▶ **Description of the task**: All the records below must be returned exactly as they stand.

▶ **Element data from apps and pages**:
================================
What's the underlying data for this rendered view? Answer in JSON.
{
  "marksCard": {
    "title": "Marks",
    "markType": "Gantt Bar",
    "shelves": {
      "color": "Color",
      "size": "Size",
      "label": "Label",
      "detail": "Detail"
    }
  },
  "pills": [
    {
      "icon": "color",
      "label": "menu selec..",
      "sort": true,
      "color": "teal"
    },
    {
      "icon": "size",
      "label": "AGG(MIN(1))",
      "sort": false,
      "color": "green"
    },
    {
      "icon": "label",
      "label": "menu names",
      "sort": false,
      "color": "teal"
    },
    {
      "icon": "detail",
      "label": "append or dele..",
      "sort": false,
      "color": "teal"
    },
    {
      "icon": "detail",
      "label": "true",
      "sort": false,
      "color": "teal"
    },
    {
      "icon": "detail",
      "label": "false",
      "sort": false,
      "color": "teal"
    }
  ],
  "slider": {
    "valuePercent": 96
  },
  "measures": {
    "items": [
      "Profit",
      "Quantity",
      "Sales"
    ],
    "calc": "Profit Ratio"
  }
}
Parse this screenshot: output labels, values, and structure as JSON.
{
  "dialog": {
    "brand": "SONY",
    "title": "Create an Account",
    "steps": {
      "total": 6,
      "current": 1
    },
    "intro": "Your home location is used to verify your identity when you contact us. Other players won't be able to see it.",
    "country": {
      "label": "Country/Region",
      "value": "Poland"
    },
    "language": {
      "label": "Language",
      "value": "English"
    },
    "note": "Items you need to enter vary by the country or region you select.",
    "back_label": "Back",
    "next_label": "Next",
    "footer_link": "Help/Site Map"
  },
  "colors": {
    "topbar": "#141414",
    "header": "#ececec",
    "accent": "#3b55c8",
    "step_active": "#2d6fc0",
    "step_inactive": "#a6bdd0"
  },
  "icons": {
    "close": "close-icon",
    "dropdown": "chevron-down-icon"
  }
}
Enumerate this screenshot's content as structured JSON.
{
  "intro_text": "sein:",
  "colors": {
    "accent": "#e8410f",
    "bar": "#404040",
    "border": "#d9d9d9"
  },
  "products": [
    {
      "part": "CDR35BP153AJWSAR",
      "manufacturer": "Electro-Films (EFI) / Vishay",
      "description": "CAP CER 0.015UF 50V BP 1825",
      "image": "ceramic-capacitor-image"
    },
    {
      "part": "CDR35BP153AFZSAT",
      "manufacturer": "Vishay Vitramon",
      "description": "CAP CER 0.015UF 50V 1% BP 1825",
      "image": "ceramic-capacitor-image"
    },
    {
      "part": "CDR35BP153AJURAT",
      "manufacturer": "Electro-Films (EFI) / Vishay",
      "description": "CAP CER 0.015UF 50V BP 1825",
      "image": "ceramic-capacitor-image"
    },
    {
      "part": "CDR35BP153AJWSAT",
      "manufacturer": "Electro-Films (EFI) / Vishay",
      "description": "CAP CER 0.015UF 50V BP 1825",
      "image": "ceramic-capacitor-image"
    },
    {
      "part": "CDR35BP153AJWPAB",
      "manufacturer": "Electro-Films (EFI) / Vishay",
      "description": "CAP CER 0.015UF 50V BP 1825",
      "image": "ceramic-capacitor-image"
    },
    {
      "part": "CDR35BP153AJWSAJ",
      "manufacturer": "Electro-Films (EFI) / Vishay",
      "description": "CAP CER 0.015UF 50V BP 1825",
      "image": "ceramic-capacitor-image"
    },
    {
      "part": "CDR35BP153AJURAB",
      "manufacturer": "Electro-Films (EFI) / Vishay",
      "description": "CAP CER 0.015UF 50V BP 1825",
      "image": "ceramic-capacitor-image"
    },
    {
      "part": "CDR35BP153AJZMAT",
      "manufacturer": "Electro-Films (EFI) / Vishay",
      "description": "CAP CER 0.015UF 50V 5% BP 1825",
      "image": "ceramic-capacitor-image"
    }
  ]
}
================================
▶ **Task output**:
What's the underlying data for this rendered view? Answer in JSON.
{
  "marksCard": {
    "title": "Marks",
    "markType": "Gantt Bar",
    "shelves": {
      "color": "Color",
      "size": "Size",
      "label": "Label",
      "detail": "Detail"
    }
  },
  "pills": [
    {
      "icon": "color",
      "label": "menu selec..",
      "sort": true,
      "color": "teal"
    },
    {
      "icon": "size",
      "label": "AGG(MIN(1))",
      "sort": false,
      "color": "green"
    },
    {
      "icon": "label",
      "label": "menu names",
      "sort": false,
      "color": "teal"
    },
    {
      "icon": "detail",
      "label": "append or dele..",
      "sort": false,
      "color": "teal"
    },
    {
      "icon": "detail",
      "label": "true",
      "sort": false,
      "color": "teal"
    },
    {
      "icon": "detail",
      "label": "false",
      "sort": false,
      "color": "teal"
    }
  ],
  "slider": {
    "valuePercent": 96
  },
  "measures": {
    "items": [
      "Profit",
      "Quantity",
      "Sales"
    ],
    "calc": "Profit Ratio"
  }
}
Parse this screenshot: output labels, values, and structure as JSON.
{
  "dialog": {
    "brand": "SONY",
    "title": "Create an Account",
    "steps": {
      "total": 6,
      "current": 1
    },
    "intro": "Your home location is used to verify your identity when you contact us. Other players won't be able to see it.",
    "country": {
      "label": "Country/Region",
      "value": "Poland"
    },
    "language": {
      "label": "Language",
      "value": "English"
    },
    "note": "Items you need to enter vary by the country or region you select.",
    "back_label": "Back",
    "next_label": "Next",
    "footer_link": "Help/Site Map"
  },
  "colors": {
    "topbar": "#141414",
    "header": "#ececec",
    "accent": "#3b55c8",
    "step_active": "#2d6fc0",
    "step_inactive": "#a6bdd0"
  },
  "icons": {
    "close": "close-icon",
    "dropdown": "chevron-down-icon"
  }
}
Enumerate this screenshot's content as structured JSON.
{
  "intro_text": "sein:",
  "colors": {
    "accent": "#e8410f",
    "bar": "#404040",
    "border": "#d9d9d9"
  },
  "products": [
    {
      "part": "CDR35BP153AJWSAR",
      "manufacturer": "Electro-Films (EFI) / Vishay",
      "description": "CAP CER 0.015UF 50V BP 1825",
      "image": "ceramic-capacitor-image"
    },
    {
      "part": "CDR35BP153AFZSAT",
      "manufacturer": "Vishay Vitramon",
      "description": "CAP CER 0.015UF 50V 1% BP 1825",
      "image": "ceramic-capacitor-image"
    },
    {
      "part": "CDR35BP153AJURAT",
      "manufacturer": "Electro-Films (EFI) / Vishay",
      "description": "CAP CER 0.015UF 50V BP 1825",
      "image": "ceramic-capacitor-image"
    },
    {
      "part": "CDR35BP153AJWSAT",
      "manufacturer": "Electro-Films (EFI) / Vishay",
      "description": "CAP CER 0.015UF 50V BP 1825",
      "image": "ceramic-capacitor-image"
    },
    {
      "part": "CDR35BP153AJWPAB",
      "manufacturer": "Electro-Films (EFI) / Vishay",
      "description": "CAP CER 0.015UF 50V BP 1825",
      "image": "ceramic-capacitor-image"
    },
    {
      "part": "CDR35BP153AJWSAJ",
      "manufacturer": "Electro-Films (EFI) / Vishay",
      "description": "CAP CER 0.015UF 50V BP 1825",
      "image": "ceramic-capacitor-image"
    },
    {
      "part": "CDR35BP153AJURAB",
      "manufacturer": "Electro-Films (EFI) / Vishay",
      "description": "CAP CER 0.015UF 50V BP 1825",
      "image": "ceramic-capacitor-image"
    },
    {
      "part": "CDR35BP153AJZMAT",
      "manufacturer": "Electro-Films (EFI) / Vishay",
      "description": "CAP CER 0.015UF 50V 5% BP 1825",
      "image": "ceramic-capacitor-image"
    }
  ]
}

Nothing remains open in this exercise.